Thomas, Keir, "Pirate DNS Could Hatch a Lawless Darknet", http://www.pcworld.com/businesscenter/article/212263/pirate_dns_could_hatch_a_lawless_darknet.html
Stevens, Tim. (2009). Regulating the 'Dark Web': How a Two-Fold Approach can Tackle Peer-to-Peer Radicalisation. RUSI Journal: Royal United Services Institute for Defence Studies, 154(2), 28-33.
Mufti, Sheryar. (2010). Web search software hacks into secretive online forums. New Scientist, 205(2755), 20.
Wright, Alex. "Exploring a ‘Deep Web’ That Google Can’t Grasp", http://www.nytimes.com/2009/02/23/technology/internet/23search.html?_r=1&ref=business

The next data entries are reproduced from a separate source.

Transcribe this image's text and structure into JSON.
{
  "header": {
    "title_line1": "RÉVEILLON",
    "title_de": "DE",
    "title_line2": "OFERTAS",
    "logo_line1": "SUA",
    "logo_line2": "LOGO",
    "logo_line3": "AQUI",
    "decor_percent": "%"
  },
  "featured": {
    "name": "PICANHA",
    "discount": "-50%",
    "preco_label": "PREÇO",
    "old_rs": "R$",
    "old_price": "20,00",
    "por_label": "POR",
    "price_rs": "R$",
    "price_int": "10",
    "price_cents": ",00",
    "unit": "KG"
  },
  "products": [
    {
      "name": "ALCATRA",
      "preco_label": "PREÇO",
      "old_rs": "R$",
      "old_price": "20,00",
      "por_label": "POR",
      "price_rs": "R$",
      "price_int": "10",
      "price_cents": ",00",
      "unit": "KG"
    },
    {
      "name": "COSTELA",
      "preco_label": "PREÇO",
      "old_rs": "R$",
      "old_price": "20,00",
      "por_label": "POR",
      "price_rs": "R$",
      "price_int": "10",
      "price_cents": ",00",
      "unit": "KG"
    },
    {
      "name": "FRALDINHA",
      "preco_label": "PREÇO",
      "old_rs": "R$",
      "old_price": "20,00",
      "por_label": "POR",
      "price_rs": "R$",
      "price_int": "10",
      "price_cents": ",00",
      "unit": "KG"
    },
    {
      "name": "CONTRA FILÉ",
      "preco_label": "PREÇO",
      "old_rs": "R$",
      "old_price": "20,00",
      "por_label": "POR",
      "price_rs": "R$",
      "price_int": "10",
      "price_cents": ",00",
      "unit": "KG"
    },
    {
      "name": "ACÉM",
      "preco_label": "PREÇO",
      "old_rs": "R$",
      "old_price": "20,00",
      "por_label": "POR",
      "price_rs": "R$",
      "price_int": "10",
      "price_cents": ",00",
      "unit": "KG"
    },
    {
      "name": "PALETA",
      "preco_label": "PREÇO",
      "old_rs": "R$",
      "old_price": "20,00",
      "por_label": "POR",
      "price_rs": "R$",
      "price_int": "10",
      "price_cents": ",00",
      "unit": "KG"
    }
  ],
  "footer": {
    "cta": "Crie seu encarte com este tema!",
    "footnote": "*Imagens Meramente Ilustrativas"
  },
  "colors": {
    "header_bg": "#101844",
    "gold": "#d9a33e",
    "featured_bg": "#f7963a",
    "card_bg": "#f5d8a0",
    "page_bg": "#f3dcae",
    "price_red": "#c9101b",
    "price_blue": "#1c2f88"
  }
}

Image Credit: Wikimedia Commons/Hank van Helvete